News Roundup

The legislature is in session and a bill to make the Moravian cookie the official state cookie was introduced this week. According to my admittedly casual research, only a few states have official cookies. The first was New Mexico, which adopted the biscochito/bizcochito as the state cookie in 1989. Judging from this recipe, it seems to be sort of a cinnamon sugar concoction made with brandy. Read on for even more impactful news.

eCourts pilot rollout: like passing a kidney stone. In other words, painful in the short run but necessary in the long run, at least according to one court official quoted in this WRAL story on the rollout. The new system went live this week in four pilot counties. Hiccups? Yes. Learning curve? Yes. Disaster? Doesn’t sound like it. Chief Justice Newby asked court officials to pray for success, and perhaps any prayers offered may have been answered as the rollout seems to have gone as well as could reasonably be expected. Mecklenburg County is scheduled to be next, in May.
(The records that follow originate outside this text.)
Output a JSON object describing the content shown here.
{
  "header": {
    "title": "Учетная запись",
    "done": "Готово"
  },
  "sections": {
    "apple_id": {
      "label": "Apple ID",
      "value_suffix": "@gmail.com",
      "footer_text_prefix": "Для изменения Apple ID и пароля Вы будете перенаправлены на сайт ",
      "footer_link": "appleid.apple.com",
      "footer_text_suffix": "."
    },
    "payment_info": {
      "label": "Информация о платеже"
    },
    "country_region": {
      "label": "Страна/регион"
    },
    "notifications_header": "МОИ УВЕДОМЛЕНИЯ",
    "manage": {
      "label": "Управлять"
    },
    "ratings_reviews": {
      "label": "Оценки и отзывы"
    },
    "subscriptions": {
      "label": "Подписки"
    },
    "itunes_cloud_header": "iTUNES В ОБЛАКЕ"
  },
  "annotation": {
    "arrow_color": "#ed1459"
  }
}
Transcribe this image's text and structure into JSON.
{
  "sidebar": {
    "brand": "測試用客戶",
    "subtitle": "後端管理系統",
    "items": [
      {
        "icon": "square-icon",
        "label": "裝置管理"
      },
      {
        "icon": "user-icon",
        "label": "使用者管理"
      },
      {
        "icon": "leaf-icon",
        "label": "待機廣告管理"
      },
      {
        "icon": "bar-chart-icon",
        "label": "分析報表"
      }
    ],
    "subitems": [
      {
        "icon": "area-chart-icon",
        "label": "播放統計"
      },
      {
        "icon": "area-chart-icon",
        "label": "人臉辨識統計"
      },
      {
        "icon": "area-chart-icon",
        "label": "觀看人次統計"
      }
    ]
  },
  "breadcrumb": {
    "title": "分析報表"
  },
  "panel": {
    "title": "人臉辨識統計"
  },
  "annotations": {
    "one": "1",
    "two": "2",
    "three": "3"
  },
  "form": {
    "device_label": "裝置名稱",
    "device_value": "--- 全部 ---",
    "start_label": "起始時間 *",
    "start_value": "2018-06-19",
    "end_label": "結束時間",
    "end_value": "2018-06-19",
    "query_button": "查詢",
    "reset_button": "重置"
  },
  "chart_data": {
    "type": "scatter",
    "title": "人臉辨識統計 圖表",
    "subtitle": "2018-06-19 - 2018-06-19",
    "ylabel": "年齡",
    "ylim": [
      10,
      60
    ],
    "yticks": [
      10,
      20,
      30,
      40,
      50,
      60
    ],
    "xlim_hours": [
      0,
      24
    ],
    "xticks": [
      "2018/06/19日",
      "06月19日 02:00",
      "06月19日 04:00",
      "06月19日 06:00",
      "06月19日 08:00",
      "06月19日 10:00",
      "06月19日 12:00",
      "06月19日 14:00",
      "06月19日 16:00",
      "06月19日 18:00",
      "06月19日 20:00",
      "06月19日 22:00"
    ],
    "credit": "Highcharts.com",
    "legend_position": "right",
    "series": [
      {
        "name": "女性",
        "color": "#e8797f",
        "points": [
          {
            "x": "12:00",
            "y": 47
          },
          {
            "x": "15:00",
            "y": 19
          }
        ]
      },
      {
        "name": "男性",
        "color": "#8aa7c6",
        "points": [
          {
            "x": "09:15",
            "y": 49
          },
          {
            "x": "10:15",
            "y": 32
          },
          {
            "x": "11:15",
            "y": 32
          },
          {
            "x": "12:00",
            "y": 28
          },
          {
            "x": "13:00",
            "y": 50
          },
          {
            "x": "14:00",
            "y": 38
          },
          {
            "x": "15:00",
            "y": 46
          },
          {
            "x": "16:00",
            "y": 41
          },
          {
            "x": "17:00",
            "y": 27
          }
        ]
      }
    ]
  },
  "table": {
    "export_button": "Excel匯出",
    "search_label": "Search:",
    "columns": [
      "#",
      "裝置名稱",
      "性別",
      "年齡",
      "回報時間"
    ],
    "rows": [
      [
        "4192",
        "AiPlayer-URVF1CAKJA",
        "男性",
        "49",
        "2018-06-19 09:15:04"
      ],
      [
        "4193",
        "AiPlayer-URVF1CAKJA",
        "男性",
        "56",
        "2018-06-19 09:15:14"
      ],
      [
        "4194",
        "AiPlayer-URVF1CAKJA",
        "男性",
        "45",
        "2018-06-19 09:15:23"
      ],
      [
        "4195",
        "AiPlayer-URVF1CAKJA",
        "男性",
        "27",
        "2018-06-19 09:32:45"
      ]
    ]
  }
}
Civilian crash investigators. A handful of cities in the state have authorization from the General Assembly to use civilian crash investigators to respond to minor collisions in lieu of a law enforcement officer. This week, a bill was introduced to expand Wilmington’s program by allowing civilian crash investigators to issue citations for infractions, and to allow Asheville to use civilian investigators for the first time. Two different bills would expand the authority to all cities, one with and one seemingly without citation authority. [Editor’s note: The preceding sentence was edited shortly after initial publication thanks to a sharp-eyed reader who noticed a bill I hadn’t seen and helped me get complete and correct links to both bills.]  The use of civilian crash investigators is part of a trend towards the civilianization of law enforcement, about which I wrote here.

BOP closing high-security prison unit after media investigation into multiple deaths. This week, the federal Bureau of Prisons announced that it will be closing the Special Management Unit at USP Thomson, a federal prison in Illinois. The New York Times reports here that the BOP had “significant concerns with respect to institutional culture and compliance with . . . policies.” The 350 inmates in the unit will be moved elsewhere. The BOP’s decision follows an investigation by NPR and the Marshall Project into dangerous conditions at the prison, including five homicides and two suicides over a three-year period.
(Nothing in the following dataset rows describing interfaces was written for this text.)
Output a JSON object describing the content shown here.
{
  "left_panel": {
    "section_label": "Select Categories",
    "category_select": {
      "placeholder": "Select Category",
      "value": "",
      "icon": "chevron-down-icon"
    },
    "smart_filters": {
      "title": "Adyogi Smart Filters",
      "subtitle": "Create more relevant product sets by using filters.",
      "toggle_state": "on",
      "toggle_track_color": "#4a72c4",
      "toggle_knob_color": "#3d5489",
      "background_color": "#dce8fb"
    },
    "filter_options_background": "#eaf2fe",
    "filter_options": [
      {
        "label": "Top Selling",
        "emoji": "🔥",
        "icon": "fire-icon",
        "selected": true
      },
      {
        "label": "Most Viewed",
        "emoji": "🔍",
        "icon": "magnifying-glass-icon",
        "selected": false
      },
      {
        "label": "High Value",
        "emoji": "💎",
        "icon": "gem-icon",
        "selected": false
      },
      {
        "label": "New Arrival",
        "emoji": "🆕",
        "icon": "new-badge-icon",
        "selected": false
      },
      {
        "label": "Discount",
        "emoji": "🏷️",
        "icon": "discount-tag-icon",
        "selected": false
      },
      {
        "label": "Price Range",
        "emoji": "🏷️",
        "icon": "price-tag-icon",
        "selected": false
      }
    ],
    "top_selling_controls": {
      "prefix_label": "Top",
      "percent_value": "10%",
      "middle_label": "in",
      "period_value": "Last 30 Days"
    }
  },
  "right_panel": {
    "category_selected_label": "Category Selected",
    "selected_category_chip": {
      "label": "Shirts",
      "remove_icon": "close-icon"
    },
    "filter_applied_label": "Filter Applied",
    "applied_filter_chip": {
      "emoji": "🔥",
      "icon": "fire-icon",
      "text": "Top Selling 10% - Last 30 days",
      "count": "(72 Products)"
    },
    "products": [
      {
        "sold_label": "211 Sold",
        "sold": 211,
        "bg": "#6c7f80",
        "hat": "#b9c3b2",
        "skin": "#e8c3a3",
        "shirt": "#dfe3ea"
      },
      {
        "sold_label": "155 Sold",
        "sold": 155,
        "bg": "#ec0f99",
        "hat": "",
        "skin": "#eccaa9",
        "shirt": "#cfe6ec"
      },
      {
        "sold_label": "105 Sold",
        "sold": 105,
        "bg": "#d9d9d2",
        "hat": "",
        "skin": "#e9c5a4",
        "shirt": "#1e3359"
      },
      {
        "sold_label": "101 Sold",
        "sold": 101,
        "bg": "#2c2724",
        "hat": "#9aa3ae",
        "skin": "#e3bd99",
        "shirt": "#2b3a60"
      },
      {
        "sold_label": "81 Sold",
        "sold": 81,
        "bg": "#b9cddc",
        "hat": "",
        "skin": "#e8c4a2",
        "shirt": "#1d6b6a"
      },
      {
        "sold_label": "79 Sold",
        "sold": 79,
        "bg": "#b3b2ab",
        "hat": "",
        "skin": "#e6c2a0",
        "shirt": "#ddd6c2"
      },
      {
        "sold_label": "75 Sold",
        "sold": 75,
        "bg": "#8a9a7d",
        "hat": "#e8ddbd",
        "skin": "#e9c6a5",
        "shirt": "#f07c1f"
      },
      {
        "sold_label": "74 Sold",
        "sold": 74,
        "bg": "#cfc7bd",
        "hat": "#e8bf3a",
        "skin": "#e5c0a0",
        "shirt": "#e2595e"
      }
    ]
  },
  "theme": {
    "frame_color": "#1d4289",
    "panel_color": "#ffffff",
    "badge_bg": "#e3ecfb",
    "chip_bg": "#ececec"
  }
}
Nonprofit reports recommend sentencing reforms. Two significant reports on sentencing have been released recently, both seeking major changes to sentencing practices across the country. The Sentencing Project issued this paper arguing that “[t]o end mass incarceration, the United States must dramatically shorten sentences,” including by “[c]apping sentences for the most serious offenses at 20 years and shifting sentences for all other offenses proportionately downward.” Meanwhile, the Vera Institute for Justice has this new report contending that “dismantling [mass incarceration] in favor of a narrowly tailored sentencing response to unlawful behavior can produce more safety, repair harm, and reduce incarceration by close to 80 percent.” The report argues specifically that there should be a strong legal presumption for community-based sentences rather than incarceration in all but very limited circumstances.

Come work at the School of Government. We are currently recruiting for two faculty positions, one to work in criminal and motor vehicle law, including working with magistrates, and the other working in local government law with a focus on municipal law. Both can be found here.